(Beginning of SUPPLIED MATERIAL)
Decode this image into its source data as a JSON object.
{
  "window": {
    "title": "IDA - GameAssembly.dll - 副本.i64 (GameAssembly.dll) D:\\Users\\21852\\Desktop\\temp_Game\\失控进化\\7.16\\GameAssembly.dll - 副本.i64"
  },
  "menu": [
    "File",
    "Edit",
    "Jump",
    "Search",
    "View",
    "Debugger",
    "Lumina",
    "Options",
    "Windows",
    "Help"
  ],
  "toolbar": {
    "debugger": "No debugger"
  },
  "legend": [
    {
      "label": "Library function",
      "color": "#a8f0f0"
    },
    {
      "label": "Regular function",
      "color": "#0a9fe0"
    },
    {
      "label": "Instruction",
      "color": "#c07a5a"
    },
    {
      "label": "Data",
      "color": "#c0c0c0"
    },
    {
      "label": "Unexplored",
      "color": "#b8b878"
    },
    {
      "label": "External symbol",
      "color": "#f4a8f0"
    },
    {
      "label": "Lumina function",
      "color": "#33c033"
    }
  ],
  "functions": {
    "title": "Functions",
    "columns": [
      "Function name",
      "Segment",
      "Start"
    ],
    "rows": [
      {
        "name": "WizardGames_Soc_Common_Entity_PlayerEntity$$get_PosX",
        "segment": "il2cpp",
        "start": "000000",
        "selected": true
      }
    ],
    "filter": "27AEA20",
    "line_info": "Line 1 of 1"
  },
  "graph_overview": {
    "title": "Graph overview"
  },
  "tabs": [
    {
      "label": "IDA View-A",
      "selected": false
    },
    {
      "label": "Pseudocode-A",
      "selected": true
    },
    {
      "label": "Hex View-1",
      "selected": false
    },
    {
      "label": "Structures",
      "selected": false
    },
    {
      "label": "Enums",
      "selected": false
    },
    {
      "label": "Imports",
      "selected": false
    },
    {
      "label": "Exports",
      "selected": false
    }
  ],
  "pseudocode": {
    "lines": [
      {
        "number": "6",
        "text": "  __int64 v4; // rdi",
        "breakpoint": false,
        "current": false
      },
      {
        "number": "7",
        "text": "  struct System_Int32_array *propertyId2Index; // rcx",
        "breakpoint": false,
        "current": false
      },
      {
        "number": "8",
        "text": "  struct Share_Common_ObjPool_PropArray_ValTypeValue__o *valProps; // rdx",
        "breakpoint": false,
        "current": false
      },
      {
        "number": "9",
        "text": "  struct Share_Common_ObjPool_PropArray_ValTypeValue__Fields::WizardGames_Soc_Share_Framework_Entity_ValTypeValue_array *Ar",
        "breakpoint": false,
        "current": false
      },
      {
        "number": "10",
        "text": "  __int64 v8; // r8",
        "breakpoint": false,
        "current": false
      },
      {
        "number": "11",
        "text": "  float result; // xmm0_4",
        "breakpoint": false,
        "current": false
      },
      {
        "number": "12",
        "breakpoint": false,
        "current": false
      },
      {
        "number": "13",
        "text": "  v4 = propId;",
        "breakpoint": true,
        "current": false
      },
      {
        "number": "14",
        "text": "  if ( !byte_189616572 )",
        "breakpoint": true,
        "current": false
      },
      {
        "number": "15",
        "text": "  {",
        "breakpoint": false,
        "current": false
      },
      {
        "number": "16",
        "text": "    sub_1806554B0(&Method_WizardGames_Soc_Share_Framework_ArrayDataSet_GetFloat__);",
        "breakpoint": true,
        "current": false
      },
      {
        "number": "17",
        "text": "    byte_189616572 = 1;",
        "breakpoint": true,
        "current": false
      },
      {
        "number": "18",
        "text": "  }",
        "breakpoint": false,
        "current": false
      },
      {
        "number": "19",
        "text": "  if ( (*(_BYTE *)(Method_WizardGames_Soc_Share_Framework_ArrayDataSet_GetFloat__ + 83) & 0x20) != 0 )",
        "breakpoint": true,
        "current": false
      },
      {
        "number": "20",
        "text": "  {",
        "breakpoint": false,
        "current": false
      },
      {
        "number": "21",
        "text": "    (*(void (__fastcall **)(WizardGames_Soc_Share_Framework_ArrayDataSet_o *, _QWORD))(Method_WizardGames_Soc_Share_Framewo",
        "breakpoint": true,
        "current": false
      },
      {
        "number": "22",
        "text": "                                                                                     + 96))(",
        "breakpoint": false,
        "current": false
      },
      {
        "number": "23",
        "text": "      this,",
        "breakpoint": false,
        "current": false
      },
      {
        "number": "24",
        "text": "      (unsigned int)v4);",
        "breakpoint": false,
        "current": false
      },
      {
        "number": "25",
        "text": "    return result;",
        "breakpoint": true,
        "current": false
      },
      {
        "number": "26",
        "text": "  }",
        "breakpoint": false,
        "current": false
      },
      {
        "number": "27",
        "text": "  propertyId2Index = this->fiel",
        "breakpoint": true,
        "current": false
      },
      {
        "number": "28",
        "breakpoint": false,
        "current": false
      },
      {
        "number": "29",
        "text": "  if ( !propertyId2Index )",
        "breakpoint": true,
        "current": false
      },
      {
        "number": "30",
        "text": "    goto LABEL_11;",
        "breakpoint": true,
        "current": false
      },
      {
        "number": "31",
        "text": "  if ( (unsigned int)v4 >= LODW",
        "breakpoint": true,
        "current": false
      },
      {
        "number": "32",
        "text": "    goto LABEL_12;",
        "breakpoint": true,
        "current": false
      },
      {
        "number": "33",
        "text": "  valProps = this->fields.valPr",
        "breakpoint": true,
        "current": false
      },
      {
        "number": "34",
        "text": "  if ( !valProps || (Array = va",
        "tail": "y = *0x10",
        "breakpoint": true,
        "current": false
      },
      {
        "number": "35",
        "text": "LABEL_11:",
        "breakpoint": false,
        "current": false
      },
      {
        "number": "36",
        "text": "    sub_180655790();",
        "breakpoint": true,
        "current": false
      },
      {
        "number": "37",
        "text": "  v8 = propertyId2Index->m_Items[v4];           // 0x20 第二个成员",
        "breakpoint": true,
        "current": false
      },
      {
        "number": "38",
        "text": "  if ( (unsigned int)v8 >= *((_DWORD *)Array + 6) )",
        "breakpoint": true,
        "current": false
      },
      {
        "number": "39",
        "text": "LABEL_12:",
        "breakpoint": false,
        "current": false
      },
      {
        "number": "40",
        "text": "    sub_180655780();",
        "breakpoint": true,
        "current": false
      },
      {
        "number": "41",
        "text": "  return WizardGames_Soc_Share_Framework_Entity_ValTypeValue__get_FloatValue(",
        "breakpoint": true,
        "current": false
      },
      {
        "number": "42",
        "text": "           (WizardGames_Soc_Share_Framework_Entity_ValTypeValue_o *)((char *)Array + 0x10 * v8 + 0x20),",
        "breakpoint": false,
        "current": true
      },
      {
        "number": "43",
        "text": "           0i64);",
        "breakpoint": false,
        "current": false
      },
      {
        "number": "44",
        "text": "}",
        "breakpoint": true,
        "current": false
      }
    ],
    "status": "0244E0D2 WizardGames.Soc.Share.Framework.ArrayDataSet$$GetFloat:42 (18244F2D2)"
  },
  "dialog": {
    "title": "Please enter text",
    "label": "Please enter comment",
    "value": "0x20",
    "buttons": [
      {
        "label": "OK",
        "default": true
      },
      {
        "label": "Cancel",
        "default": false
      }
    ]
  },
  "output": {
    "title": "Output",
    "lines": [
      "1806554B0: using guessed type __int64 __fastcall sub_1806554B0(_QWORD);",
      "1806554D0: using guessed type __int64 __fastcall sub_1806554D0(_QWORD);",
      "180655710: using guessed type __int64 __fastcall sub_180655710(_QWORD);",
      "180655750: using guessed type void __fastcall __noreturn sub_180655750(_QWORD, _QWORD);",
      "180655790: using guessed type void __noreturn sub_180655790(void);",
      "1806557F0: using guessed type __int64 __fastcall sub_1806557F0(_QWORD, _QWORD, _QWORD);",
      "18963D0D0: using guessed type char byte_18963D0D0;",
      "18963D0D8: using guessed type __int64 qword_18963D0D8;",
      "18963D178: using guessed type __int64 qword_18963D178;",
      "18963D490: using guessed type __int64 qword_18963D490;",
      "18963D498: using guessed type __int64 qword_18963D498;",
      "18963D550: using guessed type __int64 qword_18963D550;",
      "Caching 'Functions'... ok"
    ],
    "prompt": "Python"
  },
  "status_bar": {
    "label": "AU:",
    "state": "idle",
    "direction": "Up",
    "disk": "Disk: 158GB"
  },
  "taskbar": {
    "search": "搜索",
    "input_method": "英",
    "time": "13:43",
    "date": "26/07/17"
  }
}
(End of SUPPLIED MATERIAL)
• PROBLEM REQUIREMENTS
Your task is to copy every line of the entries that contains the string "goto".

• OUTPUT OF THE TASK
        "text": "    goto LABEL_11;",
        "text": "    goto LABEL_12;",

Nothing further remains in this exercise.